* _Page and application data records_
-- Opening Marker --
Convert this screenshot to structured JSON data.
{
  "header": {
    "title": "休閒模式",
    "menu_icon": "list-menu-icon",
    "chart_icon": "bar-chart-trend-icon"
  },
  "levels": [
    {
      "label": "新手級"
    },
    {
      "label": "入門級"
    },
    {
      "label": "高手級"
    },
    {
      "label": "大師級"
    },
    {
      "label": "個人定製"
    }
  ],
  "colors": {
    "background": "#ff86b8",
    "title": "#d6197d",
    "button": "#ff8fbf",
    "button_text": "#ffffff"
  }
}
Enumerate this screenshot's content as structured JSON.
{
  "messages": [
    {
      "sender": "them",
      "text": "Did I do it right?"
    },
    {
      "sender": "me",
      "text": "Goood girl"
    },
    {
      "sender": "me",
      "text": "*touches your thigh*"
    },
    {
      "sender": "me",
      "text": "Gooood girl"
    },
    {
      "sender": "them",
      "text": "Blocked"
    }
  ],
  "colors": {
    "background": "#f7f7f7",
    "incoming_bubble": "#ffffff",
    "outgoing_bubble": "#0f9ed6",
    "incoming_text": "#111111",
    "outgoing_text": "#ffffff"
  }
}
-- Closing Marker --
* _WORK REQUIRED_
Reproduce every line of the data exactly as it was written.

* _TASK SOLUTION_
Convert this screenshot to structured JSON data.
{
  "header": {
    "title": "休閒模式",
    "menu_icon": "list-menu-icon",
    "chart_icon": "bar-chart-trend-icon"
  },
  "levels": [
    {
      "label": "新手級"
    },
    {
      "label": "入門級"
    },
    {
      "label": "高手級"
    },
    {
      "label": "大師級"
    },
    {
      "label": "個人定製"
    }
  ],
  "colors": {
    "background": "#ff86b8",
    "title": "#d6197d",
    "button": "#ff8fbf",
    "button_text": "#ffffff"
  }
}
Enumerate this screenshot's content as structured JSON.
{
  "messages": [
    {
      "sender": "them",
      "text": "Did I do it right?"
    },
    {
      "sender": "me",
      "text": "Goood girl"
    },
    {
      "sender": "me",
      "text": "*touches your thigh*"
    },
    {
      "sender": "me",
      "text": "Gooood girl"
    },
    {
      "sender": "them",
      "text": "Blocked"
    }
  ],
  "colors": {
    "background": "#f7f7f7",
    "incoming_bubble": "#ffffff",
    "outgoing_bubble": "#0f9ed6",
    "incoming_text": "#111111",
    "outgoing_text": "#ffffff"
  }
}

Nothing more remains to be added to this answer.